This is one of the more popular mountain routes that connects the north and the south of Iceland. This road is fairly easy to drive and a great introduction to the highlands for those who are experiencing them for the first time. It's also a logical route after visiting the popular Gullfoss and Geysir attractions, as a part of the Golden Circle.

Photo credit: Hit Iceland

The road will lead you to many interesting places and roads, such as Hagavatn lake and Nyifoss waterfall, accessible by road F335, which connects to Kjalvegur.

Oskjuvegur (F88)

Photo credit: Ingo Meironke

Öskjuleið (F88) runs 80 km from the Ring Road from Hrossaborg, past the beautiful Herðubreið mountin and towards Askja lake (see more about lake Askja below)

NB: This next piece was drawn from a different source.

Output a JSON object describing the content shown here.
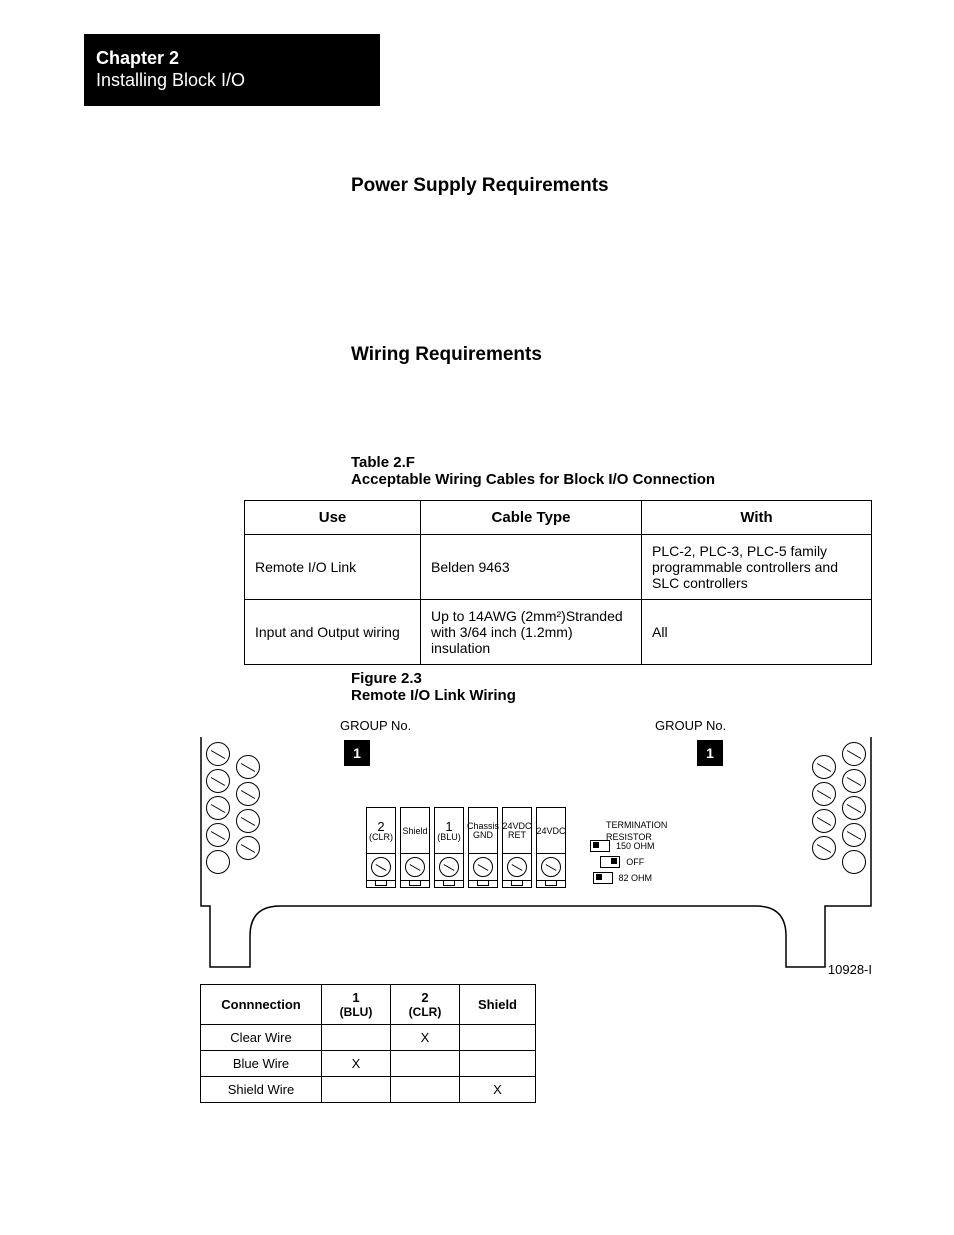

You'll also find Herðubreiðarlindir just north of Herðubreið, which is a wonderful oasis full of vegetation and small creeks. Make sure to check out the ruins of Eyvindarkofi as well, made by the infamous Fjalla Eyvindur outlaw in the 18th century.


Landmannaleid (F225)

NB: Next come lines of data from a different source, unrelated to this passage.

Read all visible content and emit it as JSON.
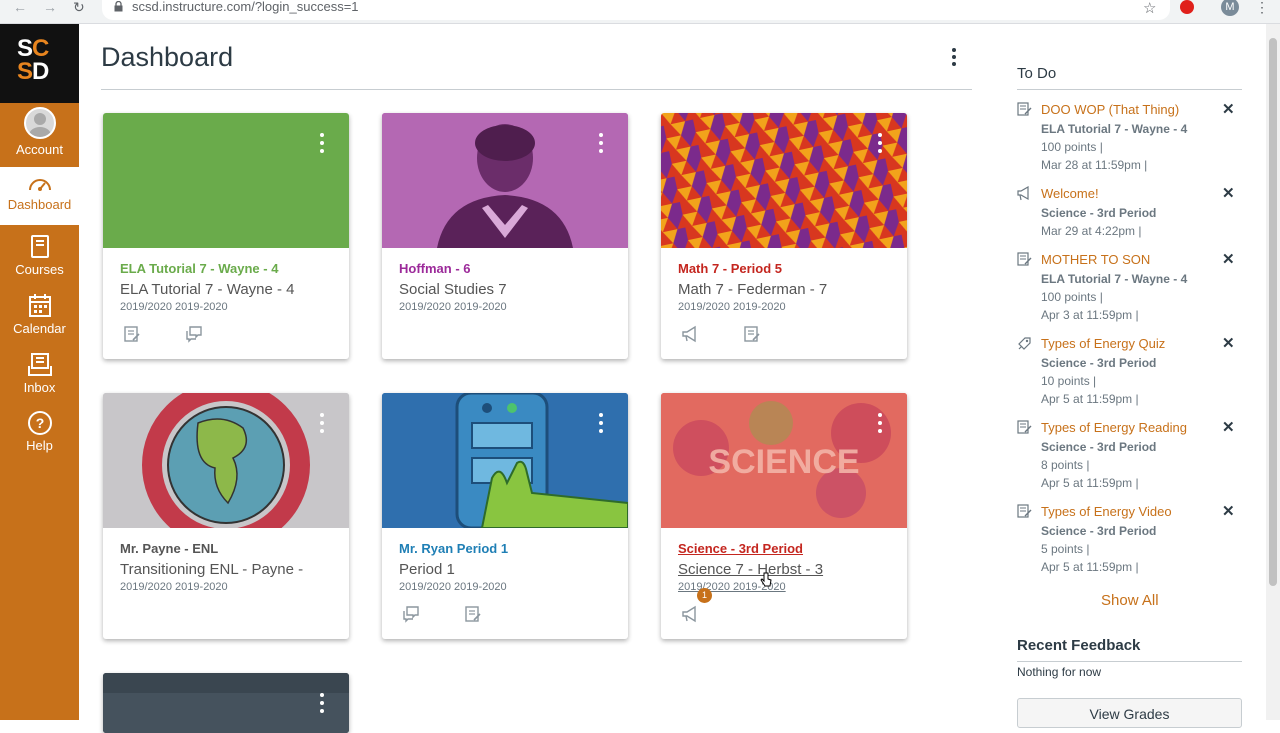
{
  "browser": {
    "url": "scsd.instructure.com/?login_success=1",
    "profile_initial": "M"
  },
  "logo": {
    "line1a": "S",
    "line1b": "C",
    "line2a": "S",
    "line2b": "D"
  },
  "global_nav": {
    "account": "Account",
    "dashboard": "Dashboard",
    "courses": "Courses",
    "calendar": "Calendar",
    "inbox": "Inbox",
    "help": "Help"
  },
  "header": {
    "title": "Dashboard"
  },
  "cards": [
    {
      "code": "ELA Tutorial 7 - Wayne - 4",
      "name": "ELA Tutorial 7 - Wayne - 4",
      "term": "2019/2020 2019-2020",
      "color": "#6aab4b"
    },
    {
      "code": "Hoffman - 6",
      "name": "Social Studies 7",
      "term": "2019/2020 2019-2020",
      "color": "#9c2a9a"
    },
    {
      "code": "Math 7 - Period 5",
      "name": "Math 7 - Federman - 7",
      "term": "2019/2020 2019-2020",
      "color": "#c4261f"
    },
    {
      "code": "Mr. Payne - ENL",
      "name": "Transitioning ENL - Payne -",
      "term": "2019/2020 2019-2020",
      "color": "#555555"
    },
    {
      "code": "Mr. Ryan Period 1",
      "name": "Period 1",
      "term": "2019/2020 2019-2020",
      "color": "#1f7fb5"
    },
    {
      "code": "Science - 3rd Period",
      "name": "Science 7 - Herbst - 3",
      "term": "2019/2020 2019-2020",
      "color": "#c4261f",
      "badge": "1"
    }
  ],
  "todo": {
    "heading": "To Do",
    "items": [
      {
        "title": "DOO WOP (That Thing)",
        "course": "ELA Tutorial 7 - Wayne - 4",
        "points": "100 points  |",
        "due": "Mar 28 at 11:59pm  |"
      },
      {
        "title": "Welcome!",
        "course": "Science - 3rd Period",
        "due": "Mar 29 at 4:22pm  |"
      },
      {
        "title": "MOTHER TO SON",
        "course": "ELA Tutorial 7 - Wayne - 4",
        "points": "100 points  |",
        "due": "Apr 3 at 11:59pm  |"
      },
      {
        "title": "Types of Energy Quiz",
        "course": "Science - 3rd Period",
        "points": "10 points  |",
        "due": "Apr 5 at 11:59pm  |"
      },
      {
        "title": "Types of Energy Reading",
        "course": "Science - 3rd Period",
        "points": "8 points  |",
        "due": "Apr 5 at 11:59pm  |"
      },
      {
        "title": "Types of Energy Video",
        "course": "Science - 3rd Period",
        "points": "5 points  |",
        "due": "Apr 5 at 11:59pm  |"
      }
    ],
    "show_all": "Show All"
  },
  "recent_feedback": {
    "heading": "Recent Feedback",
    "empty": "Nothing for now"
  },
  "view_grades": "View Grades",
  "colors": {
    "nav": "#c7711a",
    "accent": "#c7711a"
  }
}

A 41 km road from road 26 to the gorgeous Landmannalaugar, one of Iceland's natural jewels. But as much as you might be looking forward to arriving at your destination, don't forget to enjoy the journey. You will see lots of interesting things along this short route, such as the beautiful mountains Rauðufossafjöll and Loðmundur, the Rauðufossar ("Red falls") waterfall, and Landmannahellir cave.

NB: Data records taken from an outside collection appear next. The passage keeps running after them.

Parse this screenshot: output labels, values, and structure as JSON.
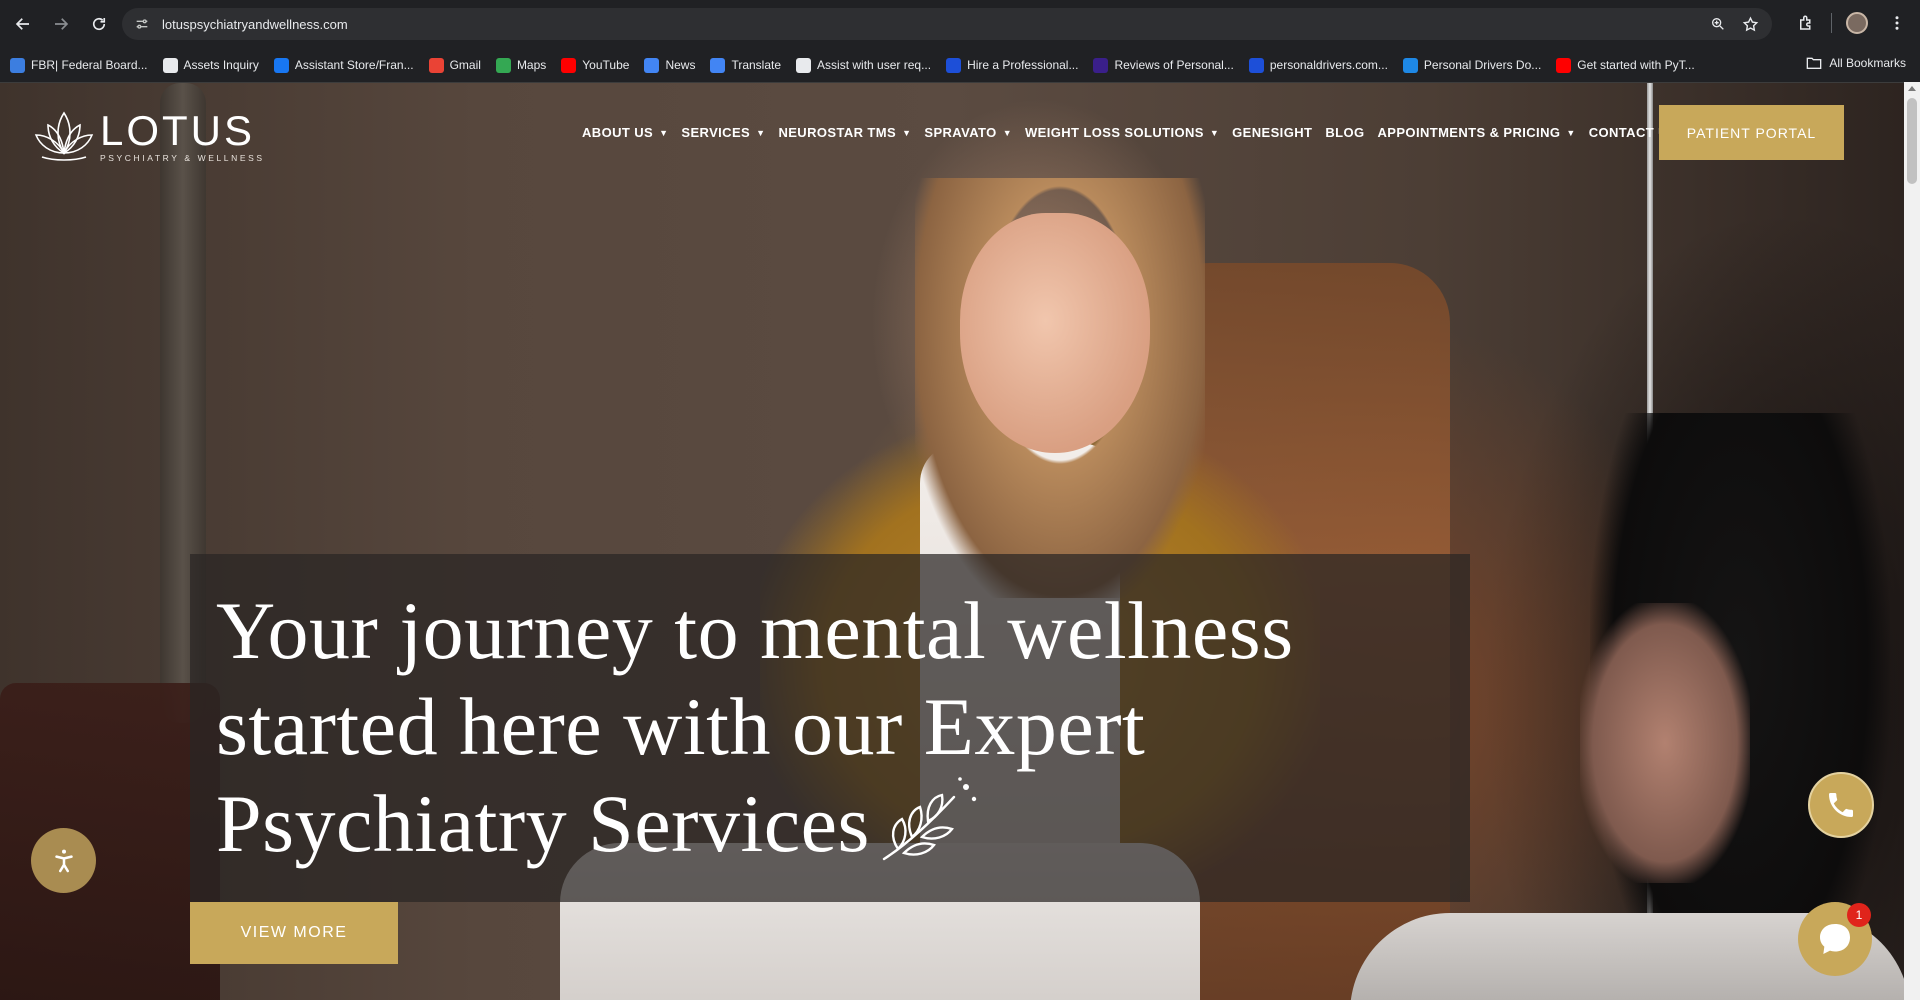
{
  "browser": {
    "url": "lotuspsychiatryandwellness.com",
    "bookmarks": [
      {
        "label": "FBR| Federal Board...",
        "icon": "document-icon",
        "color": "#3c7ee0"
      },
      {
        "label": "Assets Inquiry",
        "icon": "globe-icon",
        "color": "#e8eaed"
      },
      {
        "label": "Assistant Store/Fran...",
        "icon": "facebook-icon",
        "color": "#1877f2"
      },
      {
        "label": "Gmail",
        "icon": "gmail-icon",
        "color": "#ea4335"
      },
      {
        "label": "Maps",
        "icon": "maps-icon",
        "color": "#34a853"
      },
      {
        "label": "YouTube",
        "icon": "youtube-icon",
        "color": "#ff0000"
      },
      {
        "label": "News",
        "icon": "news-icon",
        "color": "#4285f4"
      },
      {
        "label": "Translate",
        "icon": "translate-icon",
        "color": "#4285f4"
      },
      {
        "label": "Assist with user req...",
        "icon": "openai-icon",
        "color": "#e8eaed"
      },
      {
        "label": "Hire a Professional...",
        "icon": "globe-icon",
        "color": "#1d4fd8"
      },
      {
        "label": "Reviews of Personal...",
        "icon": "star-icon",
        "color": "#3a1f8a"
      },
      {
        "label": "personaldrivers.com...",
        "icon": "globe-icon",
        "color": "#1d4fd8"
      },
      {
        "label": "Personal Drivers Do...",
        "icon": "cloud-icon",
        "color": "#1e88e5"
      },
      {
        "label": "Get started with PyT...",
        "icon": "youtube-icon",
        "color": "#ff0000"
      }
    ],
    "all_bookmarks": "All Bookmarks"
  },
  "site": {
    "logo_name": "LOTUS",
    "logo_tag": "PSYCHIATRY & WELLNESS",
    "menu": [
      {
        "label": "ABOUT US",
        "caret": "▼"
      },
      {
        "label": "SERVICES",
        "caret": "▼"
      },
      {
        "label": "NEUROSTAR TMS",
        "caret": "▼"
      },
      {
        "label": "SPRAVATO",
        "caret": "▼"
      },
      {
        "label": "WEIGHT LOSS SOLUTIONS",
        "caret": "▼"
      },
      {
        "label": "GENESIGHT",
        "caret": ""
      },
      {
        "label": "BLOG",
        "caret": ""
      },
      {
        "label": "APPOINTMENTS & PRICING",
        "caret": "▼"
      },
      {
        "label": "CONTACT US",
        "caret": ""
      }
    ],
    "portal_button": "PATIENT PORTAL",
    "accent_color": "#c8a85a"
  },
  "hero": {
    "headline_lines": [
      "Your journey to mental wellness",
      "started here with our Expert",
      "Psychiatry Services"
    ],
    "cta": "VIEW MORE"
  },
  "widgets": {
    "chat_badge": "1"
  }
}
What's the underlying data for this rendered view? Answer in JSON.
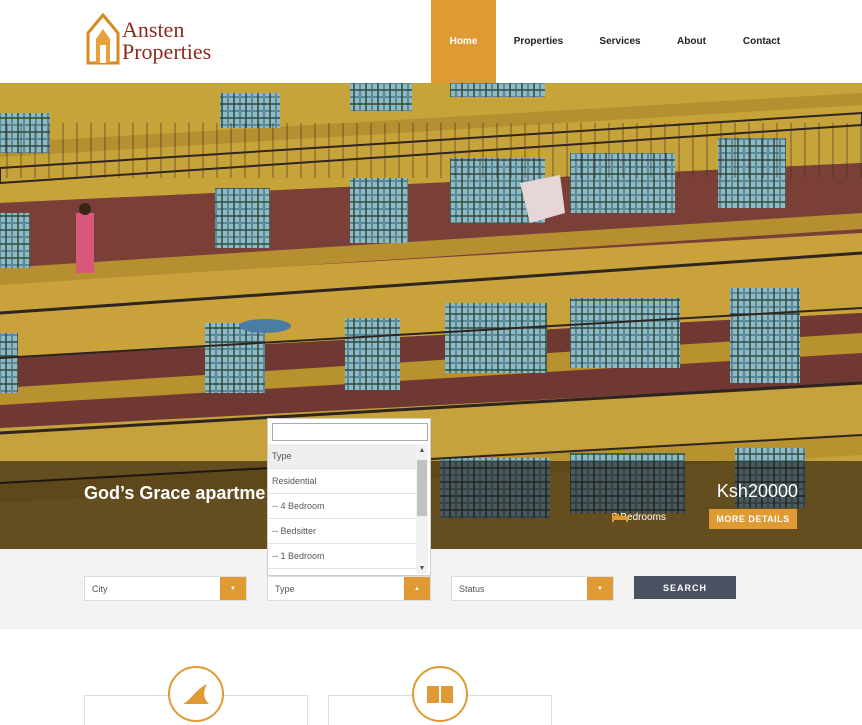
{
  "brand": {
    "line1": "Ansten",
    "line2": "Properties"
  },
  "nav": {
    "items": [
      {
        "label": "Home",
        "active": true
      },
      {
        "label": "Properties"
      },
      {
        "label": "Services"
      },
      {
        "label": "About"
      },
      {
        "label": "Contact"
      }
    ]
  },
  "hero": {
    "title": "God’s Grace apartme",
    "price": "Ksh20000",
    "bedrooms": "2 Bedrooms",
    "more_label": "MORE DETAILS"
  },
  "search": {
    "city": "City",
    "type": "Type",
    "status": "Status",
    "button_label": "SEARCH"
  },
  "type_dropdown": {
    "options": [
      "Type",
      "Residential",
      "-- 4 Bedroom",
      "-- Bedsitter",
      "-- 1 Bedroom"
    ],
    "highlighted": "Type"
  },
  "colors": {
    "accent": "#e09a34",
    "dark_button": "#4a5161",
    "brand_text": "#8b2a1e"
  },
  "icons": {
    "logo": "house-logo-icon",
    "bed": "bed-icon",
    "dropdown_arrow": "caret-icon",
    "feature1": "shark-fin-icon",
    "feature2": "book-icon"
  }
}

Kaldidalsvegur (550)

"The Cold Valley Route" is a 63 km stretch of beautiful scenery between Thingvellir National Park and Húsafell. It is technically not an F-road but is off-limits for most non-4x4 car rentals as it is located in the highlands. The road runs parallel to Þórisjökull and Langjökull glaciers, which offers a magnificent view when the weather allows.

The road was a popular horse riding path until motor traffic was allowed there in the 1930s. There are no river crossings on this route and is generally an easily passable road, so it is perfect for beginners.


Sprengisandsleid (F26)

Yes, this road was on our off-limit list. We include it here for a couple of reasons. One, you might be renting a car one of the few rentals that allows this road. Two, a small part of this road leads to the beautiful Aldeyjarfoss waterfall, which is one of Iceland's most unique attractions.

The magnificent Aldeyjarfoss waterfall

Beyond the Aldeyjarfoss waterfall, Sprengisandsleid features some of the most barren and desolate landscapes in Iceland. The 200km road gets its name from Sprengisandur, a vast and barren plateau between Hofsjokull and Vatnajokull glaciers. Sprengisandur is rich in history and folklore and provided a hiding place for many outlaws throughout the centuries.

The desolate terrain of Sprengisandur

Keep in mind that even though we highly recommend these routes, some of them will require you to cross rivers and you always do so at your own risk.